I created a list in the task, and then copied it and turned it into a number of tasks in the Yeys.com content plan list. Each item was assigned to me with a future date.
Today, a task popped up about updating this post. Without Clickup, it would have been much more difficult for me to keep track of these projects.
9. Considering medication
After my own diagnosis, the doctor suggested stimulants. He prescribed Ritalin first.
The drug worked like a charm. During “Ritalin days”, my productivity soared. I could focus on tasks for longer and get more done in a day than I would in 2-3 days without the medication.
Unfortunately, the side effects were too bad. I also tried Adderall and had to quit using that as well. In my forties, stimulants were clashing with some other medical issues that I have. It was a “no go” for the meds, in my case.
I thought I’d mention it here because if you are diagnosed with ADD or ADHD, the right medication could be a game-changer. Talk to your doctor about it. See if you can get a diagnosis and treatment.
Please don’t self-medicate.
Don’t just go ask a friend for Ritalin pills. Finding the right medication can be challenging. I know people who popped in a Ritalin pill they got from a friend, felt awful with the side effects, and vowed to never try the meds again. That’s because they went about it the wrong way. Maybe Adderall would be better for them, or maybe they need a different dose. Or maybe they don’t really have ADHD. Some physical conditions can look like ADHD. That’s why a blood panel is needed before confirming an ADHD diagnosis.
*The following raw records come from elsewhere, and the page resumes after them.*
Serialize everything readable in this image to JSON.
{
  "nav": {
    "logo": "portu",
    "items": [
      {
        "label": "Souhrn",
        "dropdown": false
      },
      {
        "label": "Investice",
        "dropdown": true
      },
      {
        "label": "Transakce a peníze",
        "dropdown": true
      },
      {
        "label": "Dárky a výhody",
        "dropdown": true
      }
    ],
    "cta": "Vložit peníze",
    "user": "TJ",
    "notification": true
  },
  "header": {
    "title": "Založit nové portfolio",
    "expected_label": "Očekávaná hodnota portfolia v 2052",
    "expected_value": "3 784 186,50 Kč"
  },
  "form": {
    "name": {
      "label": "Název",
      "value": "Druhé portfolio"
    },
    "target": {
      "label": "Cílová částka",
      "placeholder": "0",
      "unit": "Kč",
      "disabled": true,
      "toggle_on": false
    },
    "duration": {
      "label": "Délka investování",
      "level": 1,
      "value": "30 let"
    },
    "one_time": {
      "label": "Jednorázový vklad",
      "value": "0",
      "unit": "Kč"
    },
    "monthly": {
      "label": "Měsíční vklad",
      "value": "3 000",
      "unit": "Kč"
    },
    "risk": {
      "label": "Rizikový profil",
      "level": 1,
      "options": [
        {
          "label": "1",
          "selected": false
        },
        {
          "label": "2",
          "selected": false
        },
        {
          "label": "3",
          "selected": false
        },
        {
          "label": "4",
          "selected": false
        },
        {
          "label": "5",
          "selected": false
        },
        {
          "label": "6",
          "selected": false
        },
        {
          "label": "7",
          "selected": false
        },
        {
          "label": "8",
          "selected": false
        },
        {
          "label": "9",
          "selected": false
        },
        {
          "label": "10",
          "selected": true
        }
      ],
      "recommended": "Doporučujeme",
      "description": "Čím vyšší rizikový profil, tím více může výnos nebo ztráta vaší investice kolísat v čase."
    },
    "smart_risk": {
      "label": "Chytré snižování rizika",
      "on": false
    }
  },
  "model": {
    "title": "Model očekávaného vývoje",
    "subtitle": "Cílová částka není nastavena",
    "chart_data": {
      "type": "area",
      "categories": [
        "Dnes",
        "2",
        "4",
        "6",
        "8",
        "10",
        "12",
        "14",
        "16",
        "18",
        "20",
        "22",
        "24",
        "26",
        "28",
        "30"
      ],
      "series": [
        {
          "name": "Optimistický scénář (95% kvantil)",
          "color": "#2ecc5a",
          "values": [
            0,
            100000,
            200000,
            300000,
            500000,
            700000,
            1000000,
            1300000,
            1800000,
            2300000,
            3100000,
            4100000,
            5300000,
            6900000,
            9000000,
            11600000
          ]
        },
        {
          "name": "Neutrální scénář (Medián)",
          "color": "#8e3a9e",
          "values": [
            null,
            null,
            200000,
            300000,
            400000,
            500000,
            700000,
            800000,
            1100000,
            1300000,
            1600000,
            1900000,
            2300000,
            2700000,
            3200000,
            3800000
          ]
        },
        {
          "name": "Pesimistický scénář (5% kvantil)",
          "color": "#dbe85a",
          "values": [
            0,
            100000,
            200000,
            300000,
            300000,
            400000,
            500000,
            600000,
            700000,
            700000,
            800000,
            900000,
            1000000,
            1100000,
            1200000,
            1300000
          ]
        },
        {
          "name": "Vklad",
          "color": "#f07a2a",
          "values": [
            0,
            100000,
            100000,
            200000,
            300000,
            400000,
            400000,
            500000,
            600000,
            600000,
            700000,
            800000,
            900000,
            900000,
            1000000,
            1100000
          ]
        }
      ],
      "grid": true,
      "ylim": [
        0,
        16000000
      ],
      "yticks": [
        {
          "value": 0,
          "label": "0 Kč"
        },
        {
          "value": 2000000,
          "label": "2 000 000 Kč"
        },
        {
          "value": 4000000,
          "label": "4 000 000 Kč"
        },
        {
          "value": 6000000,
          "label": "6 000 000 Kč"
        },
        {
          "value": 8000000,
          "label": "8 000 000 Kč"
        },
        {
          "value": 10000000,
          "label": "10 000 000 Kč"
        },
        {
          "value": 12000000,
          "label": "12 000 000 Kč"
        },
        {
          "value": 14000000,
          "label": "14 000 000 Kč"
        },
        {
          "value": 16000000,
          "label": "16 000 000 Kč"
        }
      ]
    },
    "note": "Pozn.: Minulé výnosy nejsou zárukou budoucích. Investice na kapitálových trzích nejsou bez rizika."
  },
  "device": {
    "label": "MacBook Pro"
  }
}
Your doctor also needs to monitor your ongoing health when you’re taking stimulants. As with every other medication, they can have adverse effects. Not to mention, these are prescription drugs, so it’s illegal to just “borrow” them from your friends.
I hope this tip won’t upset readers too much. There’s a lot of misconceptions and prejudice against using pharmaceuticals to increase productivity. If you happen to be someone who can benefit from that – and not everyone is – then hopefully this post has at least made you consider the option. Of course, your life, your choice.
As always, leave a comment and let me know what you think! Any tips or tricks you can share about how you increase your own productivity? I’d love to hear them!
Interesting choice with the Ghost Hunters sound track – how did you figure that one out haha? I recently found that I work well listening to Reggaeton (like Spanish hip hop). It’s upbeat, and I can usually block out the Spanish pretty well 🙂
To be honest, I reserve ghost/horror soundtracks to those days when I’m more tired and need a major adrenaline boost. Otherwise, I try to stick to music 😛
I’m gonna give the ghost music a try on my Early Morning Tuesdays. I have to wake up at 3am for a client call, then I always try to slap myself awake to crank out a writing session before the wife wakes up. Sometimes it’s a struggle!
If you have any tendencies to become bipolar – Ritalin and Adderall can flip you into mania. (As well as taking most antidepressants by the way. Unfortunately there is not an easy test for bipolar.) Be careful. And a lot of creative people have bipolar illnesses.
I agree, you need help when you start with medication.
There are definitely risks associated with taking these medications. Mental and physical as well (I’m thinking of heart issues). No easy test for bipolar, but things like family history could be a consideration. That’s why it’s imperative to avoid self-medication. A qualified doctor should assess and see if – and which – medication is right for each person, and then follow up on their progress.